Game 2 looked like it might go the same way only faster, as an Opaline Unicorn enabled a turn-four Stormbreath Dragon. Unfortunately for Asahara, it would only get one attack. Ishii once again had a Wavecrash Triton, and this time it brought its own offense. Between Nimbus Naiad and Thassa's Emissary, the Triton was both large enough to dodge Asahara's removal (Lash of the Whip and Lightning Strike), as well as large enough to finish the game before he ran out of ways to keep the Dragon locked down. Asahara came very close to stealing the game once again, but a Lagona-Band Elder gave Ishii just enough life to ensure his victory.
The final game of this match was another incredibly close affair, but it didn't initially look like it would be at all. Neither player had a particularly impressive start, with Ishii stumbling on lands early and Asahara not making a play until a fourth-turn Ill-Tempered Cyclops. Ishii was able to take advantage of this early, despite his mana troubles, by getting in for quite a large amount of damage with a Vaporkin.
The reason for Asahara's slow start quickly became apparent, as Ishii drew his way out of his mana troubles and began to build his board. Over three consecutive turns, Ishii added a creature to his board only to be denied his creature. Glare of Heresy, Lash of the Whip, Divine Verdict, and Lightning Strike dealt with everything Ishii could muster, eventually leaving him with just a pair of Omenspeakers. Still, the Vaporkin had done its work, dropping Asahara to an unreasonably low life total. He finally found some offense with his trusty Stormbreath Dragon, but Ishii tried to stall his way to a victory. One turn from defeat, Ishii had managed to add a Benthic Giant to his side of the board and sent all three of his creatures. Asahara was at a potentially safe 9, but he didn't risk anything, using his lone chump blocker to stand in the Giant's way. When Asahara attacked for the win on the following turn, Ishii revealed the Dauntless Onslaught that would have been lethal had Asahara blocked any other way.
Shu Komuro (Green/Blue Devotion) vs. Soo Han Yoon (Black/White)
It all came down to the outcome of this match. Komuro had narrowly lost the first game of this match by the time the other matches had finished. Despite having a pair of massive Reverent Hunters, Komuro's army was held at bay by a tide of Soldiers pouring out of an Akroan Horse. Even when he was able to find a Vulpine Goliath to begin to trample over, Yoon simply went over the top, adding Erebos's Emissary to his Insatiable Harpy. Komuro made a valiant attempt to wrest control of the game, but a Keepsake Gorgon combined with Whip of Erebos proved too strong, eliminating his team and sending it to a second game.

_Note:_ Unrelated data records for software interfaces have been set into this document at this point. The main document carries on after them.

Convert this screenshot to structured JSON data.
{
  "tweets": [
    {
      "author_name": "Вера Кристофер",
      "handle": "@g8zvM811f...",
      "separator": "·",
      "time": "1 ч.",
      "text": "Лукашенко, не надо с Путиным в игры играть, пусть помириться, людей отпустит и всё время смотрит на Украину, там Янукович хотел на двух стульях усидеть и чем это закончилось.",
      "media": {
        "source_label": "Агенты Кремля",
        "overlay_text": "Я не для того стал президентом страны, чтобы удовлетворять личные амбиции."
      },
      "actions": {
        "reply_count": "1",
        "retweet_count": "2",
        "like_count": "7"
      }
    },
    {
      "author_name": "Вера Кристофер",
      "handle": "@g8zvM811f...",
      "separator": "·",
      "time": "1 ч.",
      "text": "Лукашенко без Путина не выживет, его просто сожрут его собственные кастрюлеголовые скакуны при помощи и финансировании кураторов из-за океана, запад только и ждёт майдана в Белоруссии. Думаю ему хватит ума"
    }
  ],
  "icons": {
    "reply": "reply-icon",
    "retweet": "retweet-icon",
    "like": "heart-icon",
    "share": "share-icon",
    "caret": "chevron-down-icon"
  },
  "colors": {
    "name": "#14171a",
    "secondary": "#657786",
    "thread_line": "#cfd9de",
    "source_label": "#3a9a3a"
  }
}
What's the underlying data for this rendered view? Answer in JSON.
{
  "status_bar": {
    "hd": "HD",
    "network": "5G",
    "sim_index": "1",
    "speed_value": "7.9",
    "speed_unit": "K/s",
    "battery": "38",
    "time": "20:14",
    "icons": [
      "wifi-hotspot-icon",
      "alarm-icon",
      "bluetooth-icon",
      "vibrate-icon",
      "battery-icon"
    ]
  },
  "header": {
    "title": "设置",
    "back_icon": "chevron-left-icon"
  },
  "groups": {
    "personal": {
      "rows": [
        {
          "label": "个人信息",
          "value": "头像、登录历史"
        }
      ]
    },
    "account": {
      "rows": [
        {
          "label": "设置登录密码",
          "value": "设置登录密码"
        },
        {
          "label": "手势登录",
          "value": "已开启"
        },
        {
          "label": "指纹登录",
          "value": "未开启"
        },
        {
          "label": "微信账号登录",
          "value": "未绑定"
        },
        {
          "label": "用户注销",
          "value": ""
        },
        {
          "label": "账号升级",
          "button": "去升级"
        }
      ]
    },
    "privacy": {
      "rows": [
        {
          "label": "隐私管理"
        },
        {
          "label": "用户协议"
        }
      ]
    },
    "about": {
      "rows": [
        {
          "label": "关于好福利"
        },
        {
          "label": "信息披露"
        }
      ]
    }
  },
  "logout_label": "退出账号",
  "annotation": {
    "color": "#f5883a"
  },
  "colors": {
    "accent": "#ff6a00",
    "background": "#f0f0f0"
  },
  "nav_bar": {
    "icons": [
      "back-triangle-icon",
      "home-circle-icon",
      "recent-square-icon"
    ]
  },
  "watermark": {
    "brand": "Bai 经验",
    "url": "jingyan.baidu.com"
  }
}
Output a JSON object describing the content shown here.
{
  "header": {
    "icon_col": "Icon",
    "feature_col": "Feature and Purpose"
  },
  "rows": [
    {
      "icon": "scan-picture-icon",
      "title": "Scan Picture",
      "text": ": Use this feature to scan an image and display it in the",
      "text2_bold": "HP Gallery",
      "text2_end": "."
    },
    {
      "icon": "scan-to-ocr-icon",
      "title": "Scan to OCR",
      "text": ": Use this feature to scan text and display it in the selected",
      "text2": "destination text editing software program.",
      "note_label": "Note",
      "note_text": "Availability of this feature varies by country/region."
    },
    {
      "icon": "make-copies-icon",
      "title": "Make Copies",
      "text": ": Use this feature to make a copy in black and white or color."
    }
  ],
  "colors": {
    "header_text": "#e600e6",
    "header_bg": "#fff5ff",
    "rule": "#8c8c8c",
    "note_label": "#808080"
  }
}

In this second game, Yoon showed the raw power his deck possessed. Using early removal to handle the cheap threats from Komuro's deck, Yoon stalled until he could chain together three absurd turns, adding two copies of Gray Merchant of Asphodel and an Abhorrent Overlord to his team on consecutive turns. To add insult to injury, he added a Whip of Erebos to his side, giving him all the inevitability he would ever need. Komuro could do nothing, his life total rapidly falling behind that absurd string of plays, dropping his team to 5-2.